By Ewa Kern-Jedrychowska | September 27, 2012 8:21am

ASTORIA — The recent proliferation of hookah shops in Little Egypt might be harmful to children’s health, even if they are just passing by on the sidewalk, parents say.

While some restaurants in “Hookah Central,” on Steinway Street between 25th and 28th avenues, require customers to smoke indoors, other venues have set up chairs in front of entrances, where people enjoy smoking while sipping coffee.

And while the smell of apple and mango flavored smoke gives the area its unique character, some parents say the air has become unhealthy.

“It’s not good for the baby,” said Selna Ael, who on Tuesday afternoon was walking outside the hookah shops with her 6-month-old son, Ali.

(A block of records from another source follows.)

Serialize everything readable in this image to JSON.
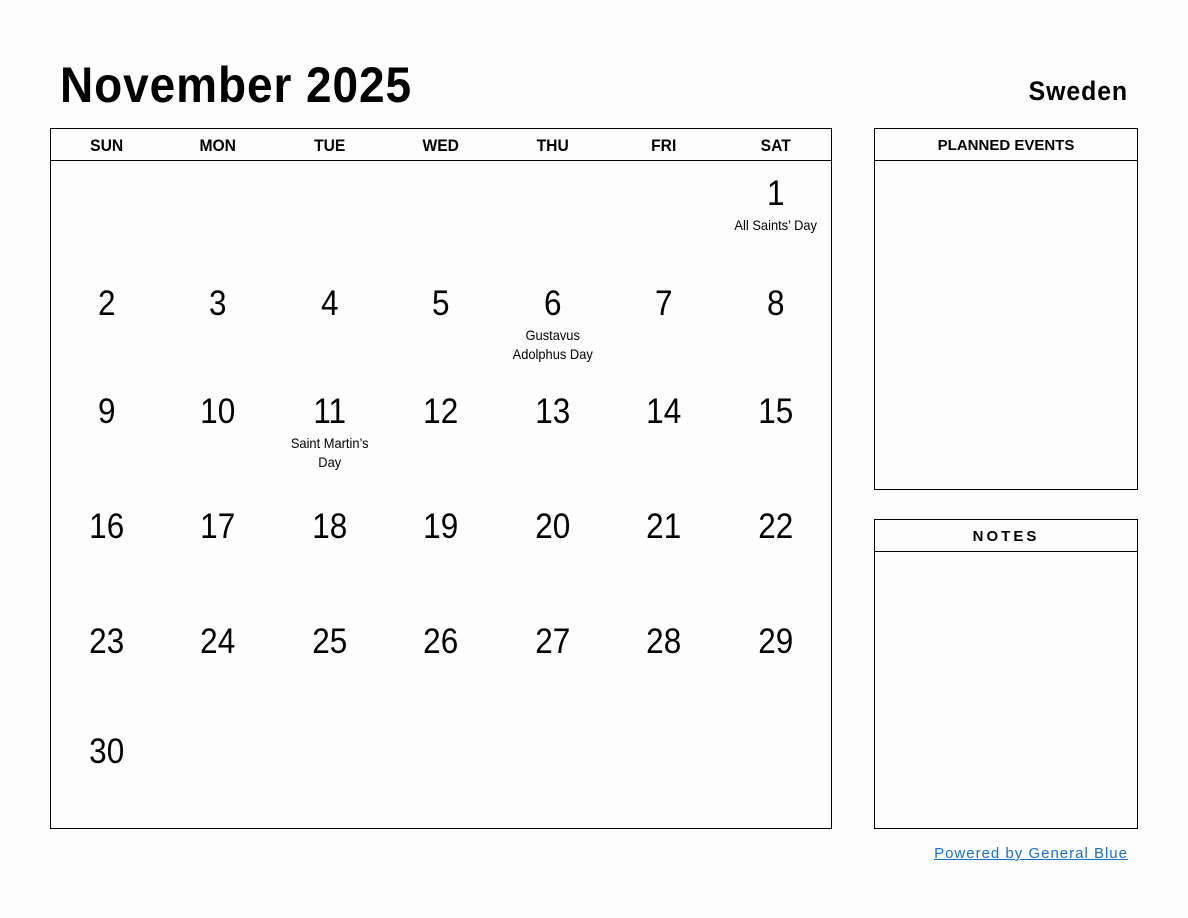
{
  "header": {
    "title": "November 2025",
    "country": "Sweden"
  },
  "weekdays": [
    "SUN",
    "MON",
    "TUE",
    "WED",
    "THU",
    "FRI",
    "SAT"
  ],
  "weeks": [
    [
      {
        "d": ""
      },
      {
        "d": ""
      },
      {
        "d": ""
      },
      {
        "d": ""
      },
      {
        "d": ""
      },
      {
        "d": ""
      },
      {
        "d": "1",
        "h": "All Saints’ Day"
      }
    ],
    [
      {
        "d": "2"
      },
      {
        "d": "3"
      },
      {
        "d": "4"
      },
      {
        "d": "5"
      },
      {
        "d": "6",
        "h": "Gustavus Adolphus Day"
      },
      {
        "d": "7"
      },
      {
        "d": "8"
      }
    ],
    [
      {
        "d": "9"
      },
      {
        "d": "10"
      },
      {
        "d": "11",
        "h": "Saint Martin’s Day"
      },
      {
        "d": "12"
      },
      {
        "d": "13"
      },
      {
        "d": "14"
      },
      {
        "d": "15"
      }
    ],
    [
      {
        "d": "16"
      },
      {
        "d": "17"
      },
      {
        "d": "18"
      },
      {
        "d": "19"
      },
      {
        "d": "20"
      },
      {
        "d": "21"
      },
      {
        "d": "22"
      }
    ],
    [
      {
        "d": "23"
      },
      {
        "d": "24"
      },
      {
        "d": "25"
      },
      {
        "d": "26"
      },
      {
        "d": "27"
      },
      {
        "d": "28"
      },
      {
        "d": "29"
      }
    ],
    [
      {
        "d": "30"
      },
      {
        "d": ""
      },
      {
        "d": ""
      },
      {
        "d": ""
      },
      {
        "d": ""
      },
      {
        "d": ""
      },
      {
        "d": ""
      }
    ]
  ],
  "panels": {
    "planned_events": "PLANNED EVENTS",
    "notes": "NOTES"
  },
  "footer": {
    "powered_by": "Powered by General Blue",
    "link_color": "#1a6fc4"
  }
}
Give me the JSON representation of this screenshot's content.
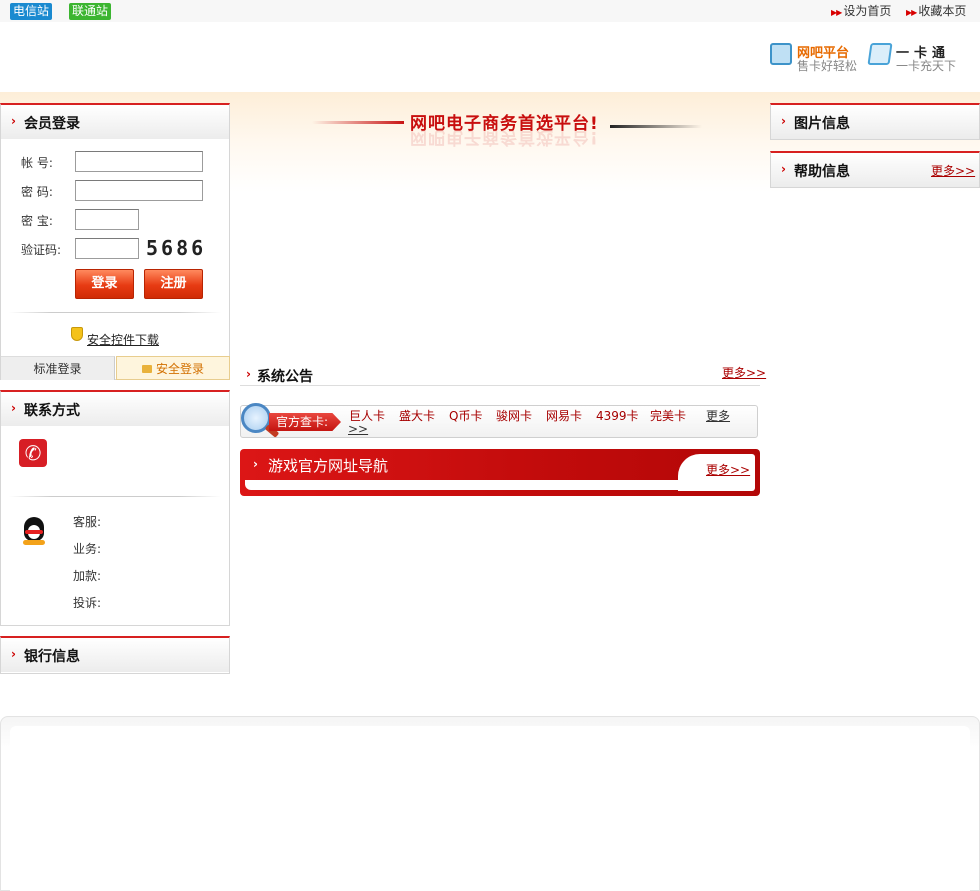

An Iraqi immigrant, Ael said even though hookah smoking is popular in her homeland, she often avoids Steinway Street to protect her newborn from too much smoke.

Mustakin Khondkir, 34, a father of two children, ages 4 and 6, agreed about the potential danger.

“I quit smoking for my kids, but now they have to inhale all this hookah smoke,” added Khondkir, a cab driver, who has lived in the area for 17 years. “In the last two years the situation has been out of control.”

A spokeswoman for the city Department of Health and Mental Hygiene said hookah lounges are not subject to smoke regulations as long as the hookahs are tobacco free.

A police source confirmed the 114th Precinct receives numerous complaints about smoke from a growing number of hookah venues on Steinway Street, especially during summer. The source added that it is illegal to place chairs outside without a permit.

Antonio Meloni, director of the New York Anti-Crime Agency, an Astoria-based non-profit whose office in located on the stretch, said he has also seen “a lot of underage people who should not be in these places — 16-year olds, 17-year olds.

"That’s been an issue,” he noted.

Even some of the owners of older hookah places on the block are unhappy about the recent proliferation of the venues in the area.

“I don’t like this competition,” said Labib Salama, 59, the owner of the Egyptian Coffee Shop, which claims to be the first hookah lounge in the United States.

Salama, who immigrated 30 years ago, opened his coffee shop on Steinway Street in 1996. It was the only hookah lounge in the area for many years, he said. Now he estimates there are nearly 30 places offering hookah on the small stretch of Steinway Street.

“If there is a pharmacy on the block, the next one should be 10 blocks away,” said Salama, who offers puffs for $3 or $4. “Here, there are no rules.”